For power, I would expect that a ~1000W power supply should suffice. It depends a bit on what CPU and motherboard platform you select as well, of course, and the other components you have.

Posted on 2020-12-15 18:08:31

Thanks, that's super helpful, especially on the PSU front.

Have you tried stacking 'traditional' 3-fan cards? (I know it's a generally bad idea, but ask simply because FE cards are all but impossible to find.)

Haven't had time to test myself yet but also curious if you have experience on whether chassis fans are best blowing front-to-back across GPUs or mounted on the side-panel. (I have tried high static-pressure fans on the rear of the case to draw the heat out - it works but it's a real hack-job solution)
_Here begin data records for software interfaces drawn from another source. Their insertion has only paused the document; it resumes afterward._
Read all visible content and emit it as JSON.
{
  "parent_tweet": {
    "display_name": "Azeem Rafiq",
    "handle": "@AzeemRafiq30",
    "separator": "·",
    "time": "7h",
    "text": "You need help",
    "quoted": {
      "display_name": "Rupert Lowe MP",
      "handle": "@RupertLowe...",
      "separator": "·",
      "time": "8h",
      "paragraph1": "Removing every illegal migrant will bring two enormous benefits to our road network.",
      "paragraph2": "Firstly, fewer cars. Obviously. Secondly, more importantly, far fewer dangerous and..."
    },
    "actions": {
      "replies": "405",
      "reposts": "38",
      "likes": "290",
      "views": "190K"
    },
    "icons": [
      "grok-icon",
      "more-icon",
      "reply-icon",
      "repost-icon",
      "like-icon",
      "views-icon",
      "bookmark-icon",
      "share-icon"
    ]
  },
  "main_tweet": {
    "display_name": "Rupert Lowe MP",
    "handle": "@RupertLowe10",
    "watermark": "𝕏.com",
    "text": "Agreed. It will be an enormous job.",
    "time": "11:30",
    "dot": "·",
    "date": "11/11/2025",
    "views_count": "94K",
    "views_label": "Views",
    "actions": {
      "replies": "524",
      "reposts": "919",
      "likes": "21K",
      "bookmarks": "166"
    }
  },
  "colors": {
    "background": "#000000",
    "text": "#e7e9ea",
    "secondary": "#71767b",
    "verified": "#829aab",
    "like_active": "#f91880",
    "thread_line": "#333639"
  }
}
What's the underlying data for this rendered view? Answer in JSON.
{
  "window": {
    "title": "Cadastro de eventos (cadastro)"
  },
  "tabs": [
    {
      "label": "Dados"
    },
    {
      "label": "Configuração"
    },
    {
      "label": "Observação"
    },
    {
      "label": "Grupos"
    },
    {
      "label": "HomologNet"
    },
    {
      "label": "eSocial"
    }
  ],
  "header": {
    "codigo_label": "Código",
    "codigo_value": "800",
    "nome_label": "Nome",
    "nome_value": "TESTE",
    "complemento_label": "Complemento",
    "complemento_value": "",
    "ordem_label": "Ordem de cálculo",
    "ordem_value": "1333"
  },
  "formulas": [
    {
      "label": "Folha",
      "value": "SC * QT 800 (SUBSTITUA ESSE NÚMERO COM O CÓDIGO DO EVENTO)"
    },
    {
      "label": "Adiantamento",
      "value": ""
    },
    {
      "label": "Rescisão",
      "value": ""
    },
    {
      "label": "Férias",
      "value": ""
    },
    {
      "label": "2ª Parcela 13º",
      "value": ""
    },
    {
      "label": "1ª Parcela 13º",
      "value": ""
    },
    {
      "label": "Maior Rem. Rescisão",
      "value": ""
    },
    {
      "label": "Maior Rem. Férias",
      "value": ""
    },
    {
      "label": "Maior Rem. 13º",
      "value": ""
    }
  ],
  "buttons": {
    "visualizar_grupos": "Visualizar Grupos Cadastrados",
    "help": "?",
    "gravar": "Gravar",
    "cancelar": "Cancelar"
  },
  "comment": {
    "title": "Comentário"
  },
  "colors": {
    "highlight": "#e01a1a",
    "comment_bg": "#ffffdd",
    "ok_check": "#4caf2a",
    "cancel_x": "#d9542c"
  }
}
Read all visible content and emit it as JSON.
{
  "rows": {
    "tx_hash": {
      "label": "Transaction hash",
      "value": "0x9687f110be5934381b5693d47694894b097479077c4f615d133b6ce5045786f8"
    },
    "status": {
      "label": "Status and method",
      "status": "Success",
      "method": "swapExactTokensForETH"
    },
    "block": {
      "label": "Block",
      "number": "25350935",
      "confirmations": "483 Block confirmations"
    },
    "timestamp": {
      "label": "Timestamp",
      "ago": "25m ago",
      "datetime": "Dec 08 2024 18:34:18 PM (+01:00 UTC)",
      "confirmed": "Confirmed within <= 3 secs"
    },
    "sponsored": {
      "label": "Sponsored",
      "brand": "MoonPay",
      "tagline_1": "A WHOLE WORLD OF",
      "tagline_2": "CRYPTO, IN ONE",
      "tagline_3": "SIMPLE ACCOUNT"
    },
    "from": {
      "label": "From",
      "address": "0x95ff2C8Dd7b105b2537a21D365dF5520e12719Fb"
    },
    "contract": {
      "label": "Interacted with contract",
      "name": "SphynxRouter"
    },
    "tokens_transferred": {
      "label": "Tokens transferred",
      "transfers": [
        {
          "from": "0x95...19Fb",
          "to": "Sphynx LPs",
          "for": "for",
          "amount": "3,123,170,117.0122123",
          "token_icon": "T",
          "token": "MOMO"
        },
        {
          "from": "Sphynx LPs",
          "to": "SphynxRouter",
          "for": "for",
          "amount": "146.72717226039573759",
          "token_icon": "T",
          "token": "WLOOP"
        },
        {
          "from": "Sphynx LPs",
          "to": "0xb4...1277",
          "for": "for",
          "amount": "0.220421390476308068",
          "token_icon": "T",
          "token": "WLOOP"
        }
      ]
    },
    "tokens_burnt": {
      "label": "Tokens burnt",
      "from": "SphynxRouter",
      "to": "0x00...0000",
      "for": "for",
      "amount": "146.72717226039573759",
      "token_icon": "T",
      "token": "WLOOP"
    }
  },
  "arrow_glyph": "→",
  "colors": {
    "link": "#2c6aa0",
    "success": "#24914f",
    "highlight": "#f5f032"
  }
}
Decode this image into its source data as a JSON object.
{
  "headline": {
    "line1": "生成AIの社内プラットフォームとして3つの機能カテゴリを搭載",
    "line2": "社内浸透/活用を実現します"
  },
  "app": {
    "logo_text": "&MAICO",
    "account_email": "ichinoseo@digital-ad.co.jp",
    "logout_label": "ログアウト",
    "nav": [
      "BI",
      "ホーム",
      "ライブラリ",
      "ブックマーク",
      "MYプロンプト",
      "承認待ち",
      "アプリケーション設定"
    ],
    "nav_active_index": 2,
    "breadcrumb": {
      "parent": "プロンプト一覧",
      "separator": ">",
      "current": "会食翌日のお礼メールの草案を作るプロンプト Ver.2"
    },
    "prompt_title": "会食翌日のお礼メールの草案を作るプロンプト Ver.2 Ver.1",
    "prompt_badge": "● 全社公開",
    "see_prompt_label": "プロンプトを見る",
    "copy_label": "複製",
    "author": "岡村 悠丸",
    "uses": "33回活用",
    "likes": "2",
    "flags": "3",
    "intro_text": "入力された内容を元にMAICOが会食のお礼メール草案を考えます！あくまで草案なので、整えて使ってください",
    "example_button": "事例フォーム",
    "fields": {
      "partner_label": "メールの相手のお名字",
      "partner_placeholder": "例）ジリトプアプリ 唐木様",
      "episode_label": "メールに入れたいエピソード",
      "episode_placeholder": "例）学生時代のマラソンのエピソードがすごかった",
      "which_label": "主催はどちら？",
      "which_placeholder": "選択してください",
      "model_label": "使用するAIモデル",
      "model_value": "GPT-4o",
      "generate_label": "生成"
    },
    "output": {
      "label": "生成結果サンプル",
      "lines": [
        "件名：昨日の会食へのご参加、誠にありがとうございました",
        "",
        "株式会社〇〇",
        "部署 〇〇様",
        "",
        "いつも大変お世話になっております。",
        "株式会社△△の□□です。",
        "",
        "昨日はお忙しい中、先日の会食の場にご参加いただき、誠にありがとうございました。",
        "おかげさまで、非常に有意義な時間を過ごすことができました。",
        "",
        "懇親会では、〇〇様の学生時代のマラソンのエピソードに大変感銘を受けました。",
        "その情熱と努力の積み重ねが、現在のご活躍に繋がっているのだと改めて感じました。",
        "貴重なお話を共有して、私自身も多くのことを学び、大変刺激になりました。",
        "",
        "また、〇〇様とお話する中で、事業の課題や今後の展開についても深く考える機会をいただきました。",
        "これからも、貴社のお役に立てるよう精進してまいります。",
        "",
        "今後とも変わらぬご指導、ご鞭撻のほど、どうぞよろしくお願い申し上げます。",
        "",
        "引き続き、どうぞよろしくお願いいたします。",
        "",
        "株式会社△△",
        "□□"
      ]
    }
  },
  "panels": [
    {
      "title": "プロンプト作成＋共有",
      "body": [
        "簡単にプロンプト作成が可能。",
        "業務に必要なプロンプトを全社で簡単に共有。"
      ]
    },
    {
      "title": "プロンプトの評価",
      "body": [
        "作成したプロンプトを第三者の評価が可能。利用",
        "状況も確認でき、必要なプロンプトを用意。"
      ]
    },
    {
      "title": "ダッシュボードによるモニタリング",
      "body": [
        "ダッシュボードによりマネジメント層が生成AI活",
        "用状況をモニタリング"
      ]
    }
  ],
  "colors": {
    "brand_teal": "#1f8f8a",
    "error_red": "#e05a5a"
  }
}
Posted on 2020-12-15 22:58:52

I have not done any testing on multiple 3-fan cards, personally. I think our product qualification team has looked into that, and rejected it as an option for systems we build, but that doesn't necessarily mean it is impossible to make it work.

Personally, if I were doing a dual GPU setup, I would mix front and side intake. Front intake is good for general fresh airflow into the system, and a side fan right over the video cards can help direct air down between them in case the front air isn't getting where it needs to go. Then, balance the total intake with a similar amount of exhaust (or a little less; positive air pressure is better than negative IMO) out the back and potentially top of the chassis.

Posted on 2020-12-16 19:05:57

Thanks for the info!

Posted on 2020-12-30 06:46:36

I was wondering what would be the best combo for a laptop when it comes to design in 2d (autocad) , build the 3d model, render it and then post production.All applications running at the same time. I have two in my mind:

CPU: AMD Ryzen 9 3900
GPU: RTX 2070 refresh
RAM: 32Gb samsung 3200
SSD: 500GB samsung evo 970

CPU: INTEL i7-10870H
GPU: RTX 3070
RAM: 32Gb
SSD: 500GB

Posted on 2021-02-02 05:54:03

Hmm, that is tricky for two reasons:

1 - The AMD Ryzen 9 3900 is a desktop class processor, while the Core i7 10870H is a laptop model that draws a lot less power and is not likely to sustain as high of clock speeds. However, in a laptop the Ryzen might not maintain the same speeds it would in a desktop anyway (thanks to more restrictive cooling and power availability, especially if running on the battery).

2 - The Intel based system has a newer generation of video card, which won't be a big deal in 2D design but could really have a big effect in rendering (if you use a GPU-accelerated rendering engine).

With those things in mind, I would recommend considering your expected workflow. Do you think you'll need to run the system on battery power? If so, the Intel based model will likely be better equipped for that (though there are many other factors at play as well, like the size of the battery and other system specs). Or, if you can keep searching for an AMD based system with a mobile processor (instead of a desktop-class model) that could be a good solution too. AMD has released a newer series of CPUs as well (both mobile and desktop) with 5000 series model numbers, and those offer a big improvement over the older 3000 series.

Posted on 2021-02-02 23:36:28

Hi George, thank you for replying . I know about the new AMD processors and what am thinking is that in the future if i get a bios update i could actually upgrade the cpu into the new zen 3 ...thats why am thinking the desktop processor.

Posted on 2021-02-03 11:14:06

I would be very hesitant about that - most laptops are not built with things like user upgrades (especially of CPUs) in mind. And even if it does work, both physically and with regards to an updated BIOS, that does not guarantee that the cooling in a laptop will handle a desktop CPU under sustained load. There is a reason that CPUs in desktops have massive heatsinks and fans, which are far larger than anything that can fit inside a slim laptop frame :(

Posted on 2021-02-04 00:28:29